On November 3, 2020, the U.S. Department of Labor’s (DOL) Wage and Hour Division issued opinion letter FLSA2020-16, regarding the compensability of travel time for non-exempt (hourly) foreman and laborers. These are issue that frequently arise with construction employers, so it is nice the DOL has finally provided some additional guidance. Especially where, as the DOL finally acknowledged, the employee benefits from the arrangement.
This opinion letter considers three commute scenarios. The first is local job sites close to, or within the same city as employer’s principal place of business, wherein the foreman hops in a company vehicle at the principal place of business and drives to the job site and laborers either ride with the foreman or drive directly to the job site. The second is remote job sites, which the DOL describes as a job site between 1½ to 4 hours away from the business. Here, the employer pays for hotel accommodations and a per-diem meal stipend, foreman receive and return a company vehicle at the beginning and end of the job, and laborers drive their own vehicles to and from the remote job site (or ride with foreman). The third scenario is the same as the second, except that the laborers decide to drive home instead of staying at a hotel.
In these scenarios, the DOL opined that the foremen’s travel time between the employer’s principal place of business and job sites is compensable, while their travel time to and from home and the employer’s place of business is not.

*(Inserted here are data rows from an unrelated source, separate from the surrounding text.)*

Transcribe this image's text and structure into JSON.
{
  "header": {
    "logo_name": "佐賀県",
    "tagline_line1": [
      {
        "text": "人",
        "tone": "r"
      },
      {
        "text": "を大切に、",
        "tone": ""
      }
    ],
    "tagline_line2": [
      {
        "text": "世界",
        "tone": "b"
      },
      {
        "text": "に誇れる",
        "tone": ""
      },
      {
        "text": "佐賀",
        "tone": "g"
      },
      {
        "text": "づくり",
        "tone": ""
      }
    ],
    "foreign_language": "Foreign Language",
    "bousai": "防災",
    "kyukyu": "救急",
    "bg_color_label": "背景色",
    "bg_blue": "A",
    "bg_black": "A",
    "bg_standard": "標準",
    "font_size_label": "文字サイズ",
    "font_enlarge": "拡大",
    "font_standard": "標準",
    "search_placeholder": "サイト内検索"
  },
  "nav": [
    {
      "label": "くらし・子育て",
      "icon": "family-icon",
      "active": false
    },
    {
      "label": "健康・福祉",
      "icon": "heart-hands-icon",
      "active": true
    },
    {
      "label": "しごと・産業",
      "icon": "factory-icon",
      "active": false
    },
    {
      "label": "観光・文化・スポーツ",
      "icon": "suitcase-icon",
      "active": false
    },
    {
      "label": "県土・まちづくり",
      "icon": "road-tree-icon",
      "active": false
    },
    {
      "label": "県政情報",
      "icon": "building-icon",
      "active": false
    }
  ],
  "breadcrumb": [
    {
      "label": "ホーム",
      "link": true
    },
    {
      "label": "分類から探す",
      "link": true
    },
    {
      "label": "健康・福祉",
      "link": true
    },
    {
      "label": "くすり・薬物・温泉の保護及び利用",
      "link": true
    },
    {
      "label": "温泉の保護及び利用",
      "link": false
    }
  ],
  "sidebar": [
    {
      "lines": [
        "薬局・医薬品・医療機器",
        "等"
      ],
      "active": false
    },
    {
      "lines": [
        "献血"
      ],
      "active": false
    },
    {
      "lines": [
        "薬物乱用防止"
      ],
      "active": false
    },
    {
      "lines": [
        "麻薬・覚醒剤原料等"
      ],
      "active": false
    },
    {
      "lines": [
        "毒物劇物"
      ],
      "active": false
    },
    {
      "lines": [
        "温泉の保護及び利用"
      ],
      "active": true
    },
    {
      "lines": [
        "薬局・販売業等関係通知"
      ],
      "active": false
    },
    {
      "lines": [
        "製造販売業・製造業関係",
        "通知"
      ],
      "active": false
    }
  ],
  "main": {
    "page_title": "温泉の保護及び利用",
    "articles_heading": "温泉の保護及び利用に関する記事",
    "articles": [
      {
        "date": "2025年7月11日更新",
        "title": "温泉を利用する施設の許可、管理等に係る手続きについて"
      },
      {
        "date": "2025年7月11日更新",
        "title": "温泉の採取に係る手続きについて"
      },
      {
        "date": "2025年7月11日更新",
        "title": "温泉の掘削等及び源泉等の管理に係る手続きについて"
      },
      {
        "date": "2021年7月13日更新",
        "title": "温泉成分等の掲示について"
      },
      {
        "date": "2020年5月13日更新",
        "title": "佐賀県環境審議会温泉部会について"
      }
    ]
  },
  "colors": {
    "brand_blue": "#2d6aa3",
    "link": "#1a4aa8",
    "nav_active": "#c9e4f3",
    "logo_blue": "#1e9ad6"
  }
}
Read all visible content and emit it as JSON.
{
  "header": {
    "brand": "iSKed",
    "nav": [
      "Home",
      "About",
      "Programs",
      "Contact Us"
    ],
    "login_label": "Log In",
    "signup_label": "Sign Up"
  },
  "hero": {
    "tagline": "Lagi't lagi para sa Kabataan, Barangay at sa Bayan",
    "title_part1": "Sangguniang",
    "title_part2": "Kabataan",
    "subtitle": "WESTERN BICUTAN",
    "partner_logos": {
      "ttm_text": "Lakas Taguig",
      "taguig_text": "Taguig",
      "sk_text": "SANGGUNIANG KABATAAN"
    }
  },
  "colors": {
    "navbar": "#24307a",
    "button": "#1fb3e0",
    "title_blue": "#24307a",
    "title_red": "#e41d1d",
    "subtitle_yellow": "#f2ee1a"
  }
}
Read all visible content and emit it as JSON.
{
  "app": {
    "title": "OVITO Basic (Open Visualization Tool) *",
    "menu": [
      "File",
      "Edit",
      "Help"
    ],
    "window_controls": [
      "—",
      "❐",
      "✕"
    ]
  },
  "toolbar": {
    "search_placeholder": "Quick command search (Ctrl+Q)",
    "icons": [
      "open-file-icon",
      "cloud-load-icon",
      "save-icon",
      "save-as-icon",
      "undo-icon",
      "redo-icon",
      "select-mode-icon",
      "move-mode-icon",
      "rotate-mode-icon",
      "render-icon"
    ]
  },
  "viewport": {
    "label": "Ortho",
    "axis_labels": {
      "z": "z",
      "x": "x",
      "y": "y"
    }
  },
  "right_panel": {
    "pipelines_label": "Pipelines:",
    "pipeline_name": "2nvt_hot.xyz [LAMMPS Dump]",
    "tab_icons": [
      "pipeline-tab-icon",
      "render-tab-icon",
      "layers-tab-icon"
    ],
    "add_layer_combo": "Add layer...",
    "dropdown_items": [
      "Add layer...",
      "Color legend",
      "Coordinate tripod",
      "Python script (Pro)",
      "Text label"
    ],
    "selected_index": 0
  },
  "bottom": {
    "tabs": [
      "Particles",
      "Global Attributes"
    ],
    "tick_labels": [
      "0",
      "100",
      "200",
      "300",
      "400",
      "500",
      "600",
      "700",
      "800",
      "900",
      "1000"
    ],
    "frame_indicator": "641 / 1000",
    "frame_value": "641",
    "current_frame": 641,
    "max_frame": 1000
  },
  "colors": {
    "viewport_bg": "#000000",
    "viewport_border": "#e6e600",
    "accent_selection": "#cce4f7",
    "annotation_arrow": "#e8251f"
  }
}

The DOL’s opinion turns on the fact that the foremen are required to report to the central location as they need the company truck (which the inquiring company required to be secured at its place of business) to transport tools and materials around the job site—an integral part of the job. This is not earth-shattering, and is the scenario that is most easiest to identify and answer.
Regarding laborer’s time in these scenarios, their time is not compensable under the first scenario as this travel constitutes normal commuting between work and home. In the second, it is compensable regardless of whether they drive or are passengers and the travel time cuts across their normal work hours. Passenger travel time is generally not compensable outside of the employee’s normal working hours, unless it was during normal working hours on a day the employee normally has off. In the third scenario, laborers would not be compensated for anything beyond the first and last drive to the remote job site as it is deemed time at their personal disposal. These examples (detailed in the opinion) do help ferret out common situations otherwise somewhat murky.